AN inspirational nine-year-old who had brain surgery three time has taken part in a 5k to raise money for cancer research. 

Kara McInally was chosen as the VIP starter to sound the horn at Cancer Research UK's Race for Life Pretty Muddy kids event in Strathclyde Park on Saturday, June 15. 

She also took part in the mud-splattered 5k obstacle course as captain of team 'Sassy Sqaud', a group of her pals from Ladywell Primary School who supported her after she was diagnosed with a brain tumour.

Kara with her group of friendsKara with her group of friends (Image: Cancer Research UK)
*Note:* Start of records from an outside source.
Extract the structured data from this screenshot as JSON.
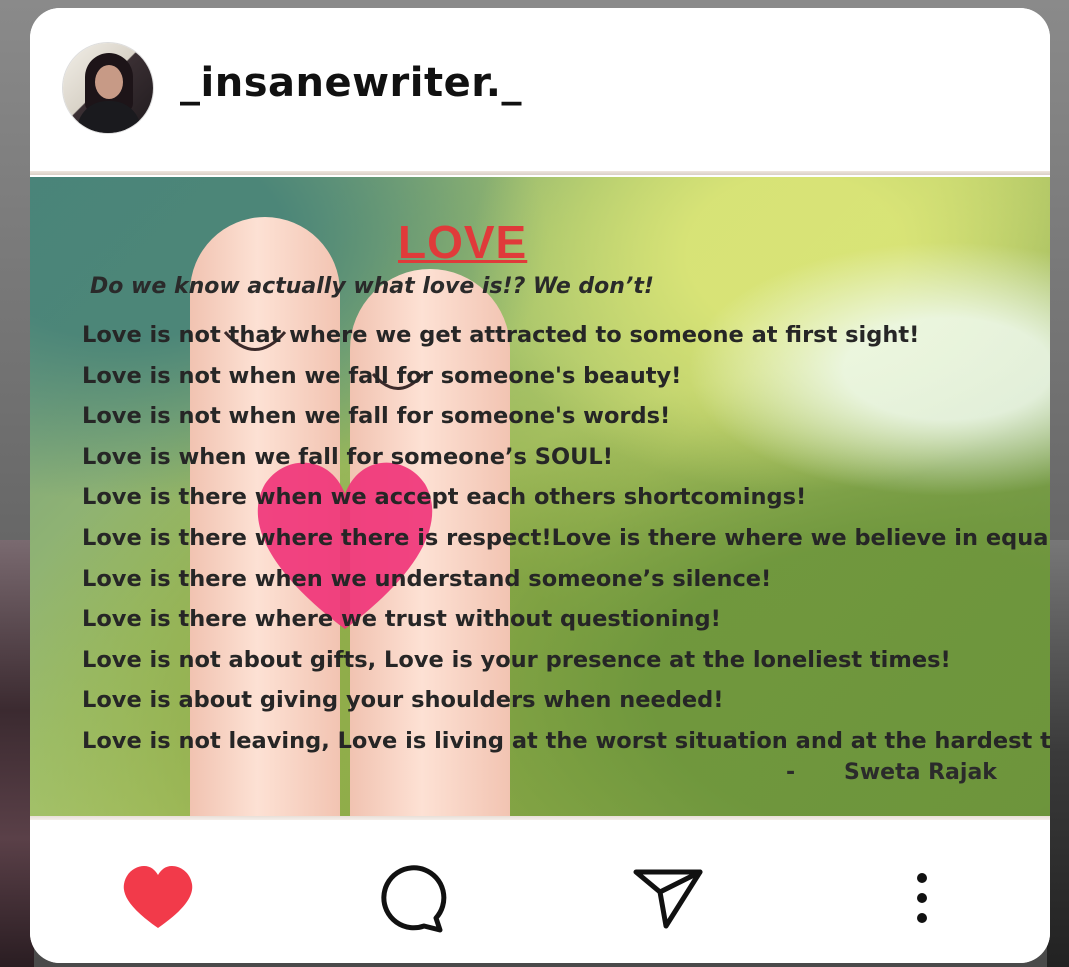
{
  "post": {
    "username": "_insanewriter._",
    "title": "LOVE",
    "subtitle": "Do we know actually what love is!? We don’t!",
    "lines": [
      "Love is not that where we get attracted to someone at first sight!",
      "Love is not when we fall for someone's beauty!",
      "Love is not when we fall for someone's words!",
      "Love is when we fall for someone’s SOUL!",
      "Love is there when we accept each others shortcomings!",
      "Love is there where there is respect!Love is there where we believe in equality!",
      "Love is there when we understand someone’s silence!",
      "Love is there where we trust without questioning!",
      "Love is not about gifts, Love is your presence at the loneliest times!",
      "Love is about giving your shoulders when needed!",
      "Love is not leaving, Love is living at the worst situation and at the hardest times!"
    ],
    "author_dash": "-",
    "author": "Sweta Rajak"
  },
  "actions": {
    "like_icon": "heart-icon",
    "comment_icon": "comment-bubble-icon",
    "share_icon": "send-icon",
    "more_icon": "more-vertical-icon"
  },
  "colors": {
    "like": "#f23a4a",
    "title": "#e03a3a",
    "heart_deco": "#f0357a"
  }
}
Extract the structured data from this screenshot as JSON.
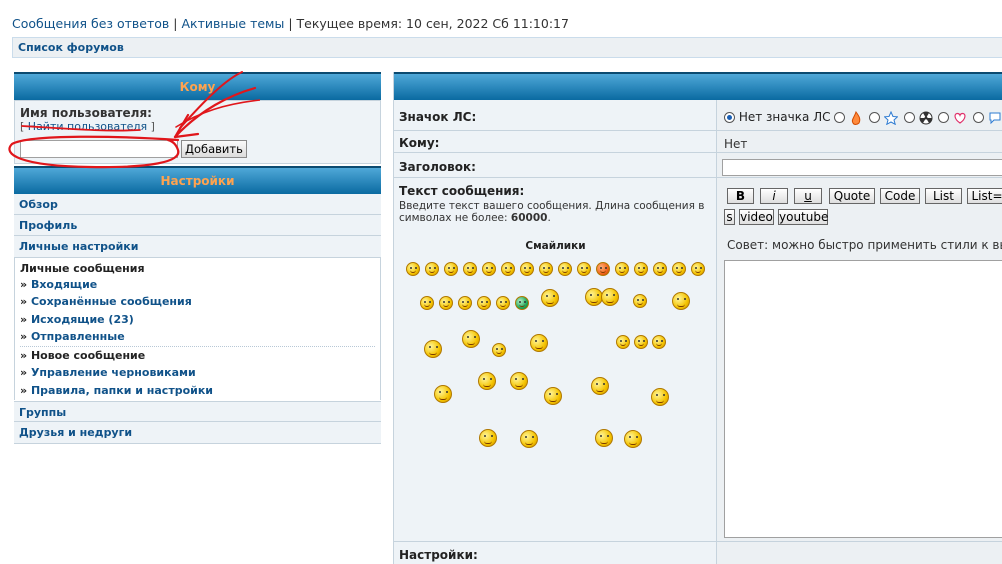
{
  "topnav": {
    "unanswered": "Сообщения без ответов",
    "sep1": "|",
    "active": "Активные темы",
    "sep2": "|",
    "time": "Текущее время: 10 сен, 2022 Сб 11:10:17"
  },
  "breadcrumb": "Список форумов",
  "left": {
    "to_header": "Кому",
    "username_label": "Имя пользователя:",
    "find_user_open": "[",
    "find_user": "Найти пользователя",
    "find_user_close": "]",
    "username_value": "",
    "add_button": "Добавить",
    "settings_header": "Настройки",
    "nav": [
      "Обзор",
      "Профиль",
      "Личные настройки"
    ],
    "pm_title": "Личные сообщения",
    "pm_arrow": "»",
    "pm_items": [
      "Входящие",
      "Сохранённые сообщения",
      "Исходящие (23)",
      "Отправленные"
    ],
    "pm_items2": [
      "Новое сообщение",
      "Управление черновиками",
      "Правила, папки и настройки"
    ],
    "groups": "Группы",
    "friends": "Друзья и недруги"
  },
  "right": {
    "pm_icon_label": "Значок ЛС:",
    "no_icon": "Нет значка ЛС",
    "to_label": "Кому:",
    "to_value": "Нет",
    "subject_label": "Заголовок:",
    "subject_value": "",
    "message_label": "Текст сообщения:",
    "message_desc_prefix": "Введите текст вашего сообщения. Длина сообщения в символах не более:",
    "message_max": "60000",
    "message_desc_suffix": ".",
    "smileys_title": "Смайлики",
    "format_buttons": [
      "B",
      "i",
      "u",
      "Quote",
      "Code",
      "List",
      "List="
    ],
    "format_buttons2": [
      "s",
      "video",
      "youtube"
    ],
    "tip": "Совет: можно быстро применить стили к выдел",
    "message_value": "",
    "settings_label": "Настройки:"
  },
  "colors": {
    "header_blue": "#0a6aa1",
    "header_text": "#ffa34f",
    "link": "#105289",
    "row_bg": "#eef3f7",
    "annotation_red": "#e0161b"
  },
  "icons": [
    "fire-icon",
    "star-icon",
    "radiation-icon",
    "heart-icon",
    "speech-bubble-icon"
  ]
}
Together with Kara’s cousin, Lola McGranaghan, nine, they raised more than £1720 by wriggling through scramble nets, bouncing on space hoppers and crawling through a mud pit.

It was a proud moment for Kara’s mum Laura McInally, 38, dad Kevin McInally, 47, as well as her sister Khloe, three.

The event marked a year of Kara being in remission from cancer.

(Image: Cancer Research UK)

Laura said: "We’re super proud to see Kara cross the finish line with her friends and inspire those who are facing cancer today.

"Two years ago Kara was undergoing chemotherapy, she had also just developed shingles. She was very unwell and in a lot of pain.

"Even walking long distances was exhausting and she relied on a wheelchair. Kara has come so far since then, rebuilt her body and her endurance.

"Kara’s strength, resilience and love for life kept us going. And Kara’s friends helped her so much.

"It’s lovely that they’re here today by her side at Pretty Muddy Kids."

(Image: Cancer Research UK)

Kara first became ill just before Christmas 2021 and she was taken to the optician for an eye test after suffering mild but frequent headaches. 

She was immediately referred to University Hospital Hairmyres in East Kilbride after the optician noticed Kara’s optic nerve was swollen.

After scans confirmed a growth behind her skull, Kara was transferred to the Royal Hospital for Children in Glasgow and had her first surgery just four days later to remove a 4cm tumour from her brain.

Kara recovered well from the surgery but on January 10, 2022, doctors confirmed the tumour was cancer. 

Kara during treatmentKara during treatment (Image: Supplied)

She was diagnosed with a grade three anaplastic ependymoma tumour and in February Kara travelled to Manchester for seven weeks of proton beam therapy at the NHS centre at The Christie. 

The treatment was followed by four months of chemotherapy in Glasgow but in November 2022 tests shows the tumour had grown back and Kara faced brain surgery for a second time. 

The operation was a success but in spring 2023, Kara endured a third surgery as it was suspected the tumour had returned. 

Thankfully, biopsy tests showed there was only scar tissue and in June 2023 Kara was declared cancer free. 

Kara in hospitalKara in hospital (Image: Supplied)

More than £325,000 in total was raised for Cancer Research UK at the Pretty Muddy event which 3100 people took part in with the adults event taking place in the afternoon.

The vital funds raised will enable scientists to find new ways to prevent, diagnose and treat cancer- helping to save more lives.

Lisa Adams, Cancer Research UK’s spokesperson in Scotland, said: "We are incredibly grateful to everyone who took part in Pretty Muddy Glasgow.   

"No matter how cancer affects us, life is worth racing for.

Sadly nearly one in two of us will get cancer in our lifetime. Race for Life has the power not only to transform lives, but to save them.

"We’re proud that Race for Life has already helped double survival rates in the UK.     

"Life-saving research already helps people living with cancer every single day. It’s thanks to our supporters who fundraise that we can go further to discover new ways to beat the disease and create a future where everybody can live longer, better lives, free from the fear of cancer.  

"It was a fantastic day at Pretty Muddy Glasgow, full of emotion, courage, tears, laughter and hope as people celebrated the lives of those dear to them who have survived cancer and remembered loved ones lost to the disease.   

"Now we’re asking everyone who took part to return the money they’re raised as soon as possible. Funds raised - whether it’s £10 or £100 - will help scientists find new ways to prevent, diagnose and treat cancer, helping save more lives.”"